Free tickets to the show is fine, but you still can't go if you don't have any money to buy food or pay for a motel room --things the newspaper would absolutely not cover.

By the time of the Appalachian String Band Festival, it was the end of July. Half the year had gone by and the only other trip out I'd managed to make happen had been a bus tour to Southwestern Virginia, which was just weird.

So, on a personal level, just being at the festival was important to me --and I was well outside what I considered comfortable. 

I don't even like camping. I hate it. Of the many places you might choose to call it a night, inside a flimsy nylon shell, atop the cold, hard ground is about the worst. I'd rather a good bed in a cheap, chain motel than a sleeping bag in a tent staked next to my car.

But here I was at the gate house. A story had been approved and I had promises to keep. So, I agreed to their terms, put the stupid sign around my neck, and went looking for a place to park and set up camp.

It would be dark soon.

Thursday, December 25, 2014

Pattern recognition

You never wish for the things you don't want. You always wish for the things you don't have, the things you need.

I wish Christmas had been merry.
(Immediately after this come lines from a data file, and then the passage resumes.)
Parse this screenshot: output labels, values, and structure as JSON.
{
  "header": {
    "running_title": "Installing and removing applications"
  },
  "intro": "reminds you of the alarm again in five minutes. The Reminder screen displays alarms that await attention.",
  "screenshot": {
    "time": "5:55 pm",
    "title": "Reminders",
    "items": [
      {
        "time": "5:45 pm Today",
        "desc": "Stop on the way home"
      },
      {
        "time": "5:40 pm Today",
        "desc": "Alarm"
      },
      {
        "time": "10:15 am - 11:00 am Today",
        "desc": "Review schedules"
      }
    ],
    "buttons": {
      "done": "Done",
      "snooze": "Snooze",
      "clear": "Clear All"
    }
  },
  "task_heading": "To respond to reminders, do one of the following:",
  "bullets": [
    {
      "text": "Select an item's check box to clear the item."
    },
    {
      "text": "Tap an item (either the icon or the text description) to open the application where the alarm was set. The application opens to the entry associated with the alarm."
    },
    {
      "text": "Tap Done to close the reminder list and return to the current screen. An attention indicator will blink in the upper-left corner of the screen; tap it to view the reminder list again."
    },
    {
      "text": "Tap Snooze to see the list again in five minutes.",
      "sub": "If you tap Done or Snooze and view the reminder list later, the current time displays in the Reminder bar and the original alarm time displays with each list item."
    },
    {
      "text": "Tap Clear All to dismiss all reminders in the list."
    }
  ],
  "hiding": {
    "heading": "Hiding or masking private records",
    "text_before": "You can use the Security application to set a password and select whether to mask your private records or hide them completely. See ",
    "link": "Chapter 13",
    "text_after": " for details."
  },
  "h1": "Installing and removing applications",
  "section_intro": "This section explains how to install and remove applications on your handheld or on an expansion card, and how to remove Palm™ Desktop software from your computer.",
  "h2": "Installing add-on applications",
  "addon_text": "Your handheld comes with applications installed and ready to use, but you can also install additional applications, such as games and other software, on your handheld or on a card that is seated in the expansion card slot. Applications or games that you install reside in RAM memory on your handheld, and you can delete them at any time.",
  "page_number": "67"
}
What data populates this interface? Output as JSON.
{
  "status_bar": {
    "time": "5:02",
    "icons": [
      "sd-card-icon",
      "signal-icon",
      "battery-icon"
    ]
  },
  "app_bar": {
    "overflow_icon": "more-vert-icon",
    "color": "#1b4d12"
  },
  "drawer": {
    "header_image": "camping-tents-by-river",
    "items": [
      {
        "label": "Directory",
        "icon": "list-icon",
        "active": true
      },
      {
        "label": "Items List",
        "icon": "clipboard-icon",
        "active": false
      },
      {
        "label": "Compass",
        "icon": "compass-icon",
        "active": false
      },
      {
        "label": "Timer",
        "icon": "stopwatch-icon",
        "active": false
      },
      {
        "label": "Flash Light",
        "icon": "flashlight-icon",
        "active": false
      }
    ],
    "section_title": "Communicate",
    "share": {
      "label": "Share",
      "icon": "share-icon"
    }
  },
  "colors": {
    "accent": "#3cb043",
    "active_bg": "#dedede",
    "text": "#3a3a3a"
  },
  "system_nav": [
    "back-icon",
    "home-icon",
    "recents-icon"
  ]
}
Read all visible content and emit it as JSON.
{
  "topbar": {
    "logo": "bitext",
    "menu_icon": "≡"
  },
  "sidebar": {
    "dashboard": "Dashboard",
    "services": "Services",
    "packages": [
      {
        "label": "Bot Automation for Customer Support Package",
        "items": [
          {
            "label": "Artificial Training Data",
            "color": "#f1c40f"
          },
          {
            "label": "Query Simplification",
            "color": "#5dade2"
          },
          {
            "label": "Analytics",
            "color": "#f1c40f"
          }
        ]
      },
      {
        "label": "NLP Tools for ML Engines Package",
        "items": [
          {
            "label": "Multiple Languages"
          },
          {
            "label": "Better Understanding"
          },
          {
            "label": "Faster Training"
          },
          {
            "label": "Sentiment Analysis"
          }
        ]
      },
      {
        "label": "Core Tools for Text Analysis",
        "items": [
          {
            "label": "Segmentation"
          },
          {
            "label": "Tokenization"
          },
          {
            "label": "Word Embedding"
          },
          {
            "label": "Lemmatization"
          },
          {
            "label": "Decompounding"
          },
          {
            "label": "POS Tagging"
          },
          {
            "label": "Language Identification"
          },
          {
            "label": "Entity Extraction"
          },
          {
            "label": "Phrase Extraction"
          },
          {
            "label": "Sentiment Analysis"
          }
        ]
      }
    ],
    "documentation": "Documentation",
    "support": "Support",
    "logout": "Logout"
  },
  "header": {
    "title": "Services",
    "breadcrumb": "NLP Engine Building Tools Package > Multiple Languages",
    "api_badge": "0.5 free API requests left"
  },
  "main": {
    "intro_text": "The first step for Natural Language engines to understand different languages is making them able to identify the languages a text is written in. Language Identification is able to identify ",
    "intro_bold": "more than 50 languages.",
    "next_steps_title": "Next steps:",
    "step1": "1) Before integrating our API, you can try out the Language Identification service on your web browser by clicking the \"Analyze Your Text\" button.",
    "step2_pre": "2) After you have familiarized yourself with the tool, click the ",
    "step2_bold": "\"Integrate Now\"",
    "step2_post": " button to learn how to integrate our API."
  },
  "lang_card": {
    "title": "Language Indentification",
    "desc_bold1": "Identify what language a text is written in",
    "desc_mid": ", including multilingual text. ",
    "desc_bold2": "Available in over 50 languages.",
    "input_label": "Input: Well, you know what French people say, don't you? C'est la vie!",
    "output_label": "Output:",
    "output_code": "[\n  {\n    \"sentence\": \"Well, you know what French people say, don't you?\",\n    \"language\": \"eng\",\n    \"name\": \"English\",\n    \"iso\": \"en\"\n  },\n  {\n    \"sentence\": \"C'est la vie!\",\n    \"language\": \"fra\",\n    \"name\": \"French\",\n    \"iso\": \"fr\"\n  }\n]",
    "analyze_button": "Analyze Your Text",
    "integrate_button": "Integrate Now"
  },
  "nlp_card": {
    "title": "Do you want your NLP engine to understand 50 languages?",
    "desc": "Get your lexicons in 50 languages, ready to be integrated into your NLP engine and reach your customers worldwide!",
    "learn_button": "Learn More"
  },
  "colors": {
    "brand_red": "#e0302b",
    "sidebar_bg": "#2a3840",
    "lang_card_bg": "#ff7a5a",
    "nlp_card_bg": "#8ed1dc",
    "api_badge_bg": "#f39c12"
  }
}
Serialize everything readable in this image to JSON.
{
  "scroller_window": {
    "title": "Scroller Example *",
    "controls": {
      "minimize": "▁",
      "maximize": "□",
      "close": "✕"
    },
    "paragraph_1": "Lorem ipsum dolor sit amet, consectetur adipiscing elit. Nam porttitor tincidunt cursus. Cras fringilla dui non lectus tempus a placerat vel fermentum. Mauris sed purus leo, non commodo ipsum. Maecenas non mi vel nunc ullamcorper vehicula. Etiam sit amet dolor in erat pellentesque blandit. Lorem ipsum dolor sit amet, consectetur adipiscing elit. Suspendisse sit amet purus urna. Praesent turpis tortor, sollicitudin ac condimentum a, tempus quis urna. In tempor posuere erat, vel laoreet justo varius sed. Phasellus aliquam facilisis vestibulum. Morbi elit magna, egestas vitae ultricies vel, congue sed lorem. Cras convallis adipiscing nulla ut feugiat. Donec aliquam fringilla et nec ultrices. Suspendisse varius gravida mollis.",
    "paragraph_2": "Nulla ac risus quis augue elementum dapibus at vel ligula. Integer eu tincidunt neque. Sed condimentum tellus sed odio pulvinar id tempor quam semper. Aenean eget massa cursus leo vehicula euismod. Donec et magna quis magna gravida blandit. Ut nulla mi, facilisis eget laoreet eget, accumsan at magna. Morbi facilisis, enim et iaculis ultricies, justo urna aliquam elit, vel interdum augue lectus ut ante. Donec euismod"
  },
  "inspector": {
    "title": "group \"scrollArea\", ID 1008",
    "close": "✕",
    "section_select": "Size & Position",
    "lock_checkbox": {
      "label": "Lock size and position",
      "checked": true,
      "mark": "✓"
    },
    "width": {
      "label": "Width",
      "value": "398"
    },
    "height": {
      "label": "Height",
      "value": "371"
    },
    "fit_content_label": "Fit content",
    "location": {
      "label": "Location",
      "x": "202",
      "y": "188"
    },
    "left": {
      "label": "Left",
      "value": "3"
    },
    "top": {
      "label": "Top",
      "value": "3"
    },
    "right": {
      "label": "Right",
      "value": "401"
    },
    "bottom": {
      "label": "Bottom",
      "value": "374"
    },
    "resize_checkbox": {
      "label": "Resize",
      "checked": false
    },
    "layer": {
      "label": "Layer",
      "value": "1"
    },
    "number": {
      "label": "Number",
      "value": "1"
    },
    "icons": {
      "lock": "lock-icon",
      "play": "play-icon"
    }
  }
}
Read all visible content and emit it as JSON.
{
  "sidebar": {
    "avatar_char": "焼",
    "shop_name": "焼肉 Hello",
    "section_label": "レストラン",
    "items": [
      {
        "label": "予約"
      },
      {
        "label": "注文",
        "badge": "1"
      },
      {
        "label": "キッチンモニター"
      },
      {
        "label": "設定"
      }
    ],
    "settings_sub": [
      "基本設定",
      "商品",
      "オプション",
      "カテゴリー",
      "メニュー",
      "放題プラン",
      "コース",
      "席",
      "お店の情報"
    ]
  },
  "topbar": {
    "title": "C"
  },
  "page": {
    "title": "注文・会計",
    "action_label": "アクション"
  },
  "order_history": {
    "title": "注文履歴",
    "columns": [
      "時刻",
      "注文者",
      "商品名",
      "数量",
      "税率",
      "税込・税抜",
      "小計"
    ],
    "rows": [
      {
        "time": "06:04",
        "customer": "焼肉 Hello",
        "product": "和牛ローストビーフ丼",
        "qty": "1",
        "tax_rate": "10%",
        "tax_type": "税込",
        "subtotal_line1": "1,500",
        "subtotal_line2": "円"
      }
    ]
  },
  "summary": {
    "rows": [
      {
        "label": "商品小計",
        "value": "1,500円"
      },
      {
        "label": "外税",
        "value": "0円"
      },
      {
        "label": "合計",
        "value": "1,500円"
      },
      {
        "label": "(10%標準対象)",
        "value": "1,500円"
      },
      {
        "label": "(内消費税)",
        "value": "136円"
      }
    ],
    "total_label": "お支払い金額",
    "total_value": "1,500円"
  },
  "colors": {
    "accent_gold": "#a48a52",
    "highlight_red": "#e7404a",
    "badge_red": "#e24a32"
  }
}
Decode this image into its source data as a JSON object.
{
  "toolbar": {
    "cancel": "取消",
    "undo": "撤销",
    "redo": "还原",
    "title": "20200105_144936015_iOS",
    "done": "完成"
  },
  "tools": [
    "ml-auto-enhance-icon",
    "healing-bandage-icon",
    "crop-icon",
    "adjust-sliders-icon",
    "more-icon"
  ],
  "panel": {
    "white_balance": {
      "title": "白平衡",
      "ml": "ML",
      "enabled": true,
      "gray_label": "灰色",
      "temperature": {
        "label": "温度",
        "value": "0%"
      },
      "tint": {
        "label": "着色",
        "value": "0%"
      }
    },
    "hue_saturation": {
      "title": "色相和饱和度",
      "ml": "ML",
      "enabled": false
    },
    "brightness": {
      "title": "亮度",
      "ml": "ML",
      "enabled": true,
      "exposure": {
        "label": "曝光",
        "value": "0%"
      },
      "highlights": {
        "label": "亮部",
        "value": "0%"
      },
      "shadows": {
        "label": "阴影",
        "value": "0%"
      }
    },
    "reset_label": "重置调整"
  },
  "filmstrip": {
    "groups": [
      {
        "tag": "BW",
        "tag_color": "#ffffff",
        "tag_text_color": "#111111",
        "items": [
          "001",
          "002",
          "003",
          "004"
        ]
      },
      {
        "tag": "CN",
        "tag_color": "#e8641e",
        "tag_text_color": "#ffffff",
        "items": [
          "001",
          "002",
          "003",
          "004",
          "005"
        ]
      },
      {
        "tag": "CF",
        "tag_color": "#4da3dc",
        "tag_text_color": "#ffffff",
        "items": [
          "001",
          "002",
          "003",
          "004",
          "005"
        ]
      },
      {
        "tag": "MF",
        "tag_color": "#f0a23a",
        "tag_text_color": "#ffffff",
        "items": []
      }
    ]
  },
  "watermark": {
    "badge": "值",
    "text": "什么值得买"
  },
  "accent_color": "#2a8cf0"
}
I don't think I'm going to bother with the lights, the tree, the cooking or much of anything else next year. Somehow, I'm doing this wrong. Somehow, I've always done this wrong and I've had enough.

Fuck it.